By Leroy Douresseaux
Apr 7, 2009 - 6:57
|Cut cover image|
Drama/Romance; Rated “M” for “Mature Audiences 18+”
In Cut, a yaoi manga from Tōko Kawai (Loveholic), two troubled students, one a high school senior with a dark secret and the other a social misfit, clumsily form a bond that may help them to break with the past or may shatter their futures.
High school senior Chiaki Sakaguchi seems like a popular guy, but his genial smile and amiable ways hide a terrible and dark family secret. Eiji Yukimura lives with his aunt and uncle, but he often chooses to sleep in the city park. Eiji doesn’t fit in with the other students, and his days are troubled by horrible visions from his past. A chance encounter introduces the two students to one another. Chiaki goes out of his way to befriend Eiji, who, at first, resists; then, he seemingly, reluctantly gives in to Chiaki’s courting. They may heal each other, if the damage that has been done to them isn’t beyond even the healing power of love.
Cut has so many shocking revelations, each one essential to the story, that I have to be careful in my review not to reveal too much and spoil this yaoi manga for interested readers. I will say that trendy topic, “cutting,” comes into play. I’ll also reveal that this isn’t so much a romantic drama as it is a relationship drama. What’s the difference?
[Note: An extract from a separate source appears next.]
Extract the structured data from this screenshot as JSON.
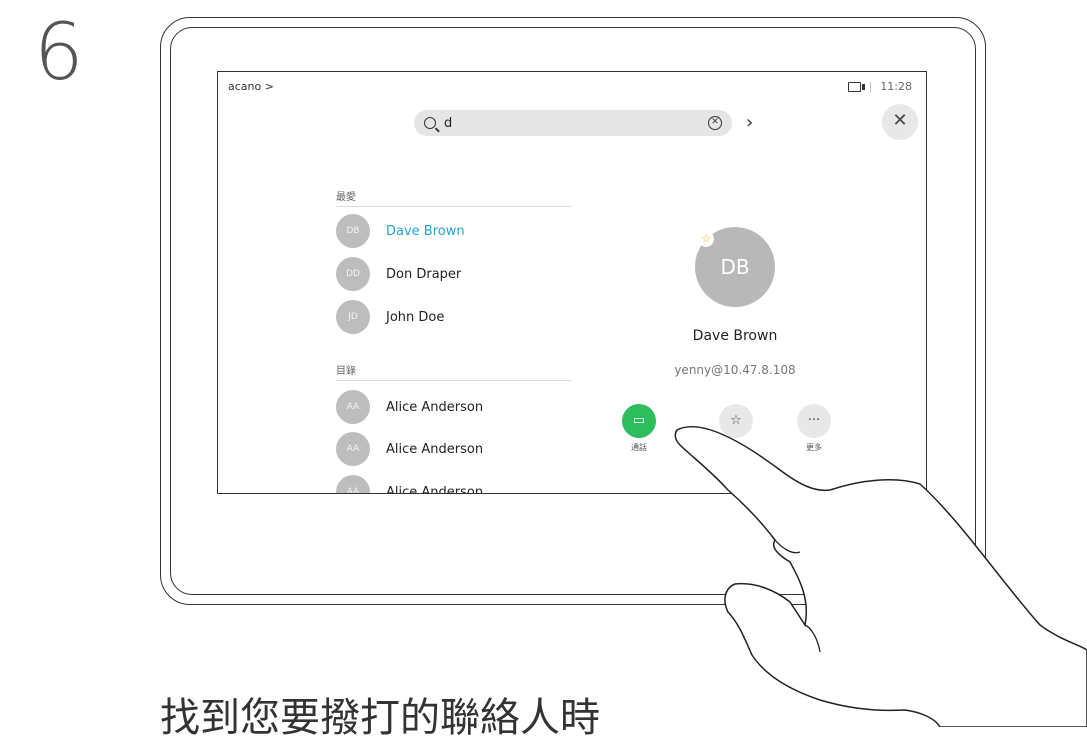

The bonding of these two troubled characters only involves a little romantic love. Their coming together is like one of those uplifting stories in which characters unite and through trials and tribulations seek to find happiness and healing. Being together seems to change the way each one thinks, which in turn presents each young man with a different way of living and a different way of living with himself.
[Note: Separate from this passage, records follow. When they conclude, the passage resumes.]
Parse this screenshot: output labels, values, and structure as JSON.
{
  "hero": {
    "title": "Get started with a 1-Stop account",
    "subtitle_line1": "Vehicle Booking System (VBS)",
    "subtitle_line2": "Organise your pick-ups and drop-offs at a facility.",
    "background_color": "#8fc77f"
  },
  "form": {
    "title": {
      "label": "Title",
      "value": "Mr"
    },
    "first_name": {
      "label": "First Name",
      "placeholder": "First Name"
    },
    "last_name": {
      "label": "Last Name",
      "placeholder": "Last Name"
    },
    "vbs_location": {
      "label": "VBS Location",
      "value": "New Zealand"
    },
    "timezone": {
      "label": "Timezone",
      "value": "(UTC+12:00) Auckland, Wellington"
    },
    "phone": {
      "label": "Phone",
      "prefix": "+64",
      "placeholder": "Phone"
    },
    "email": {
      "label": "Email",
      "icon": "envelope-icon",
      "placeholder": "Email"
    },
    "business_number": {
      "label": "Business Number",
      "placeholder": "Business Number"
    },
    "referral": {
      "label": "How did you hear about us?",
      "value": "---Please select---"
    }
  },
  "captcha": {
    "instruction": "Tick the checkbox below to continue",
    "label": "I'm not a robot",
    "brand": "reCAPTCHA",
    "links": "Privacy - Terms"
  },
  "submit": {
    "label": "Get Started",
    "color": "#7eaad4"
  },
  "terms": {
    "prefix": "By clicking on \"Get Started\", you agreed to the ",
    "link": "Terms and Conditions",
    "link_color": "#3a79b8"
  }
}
Creator Tōko Kawai doesn’t provide easy answers, and with her evocative art, in which she emphasizes emotion in body language, facial expressions, and even in practically every facet of her composition, readers can experience this journey of two troubled boys in a way that connects them to the characters. Sometimes, Cut’s sexiness and passion are too emotionally raw, and the depictions of sex can be too dark, but readers will enjoy the honest drama here.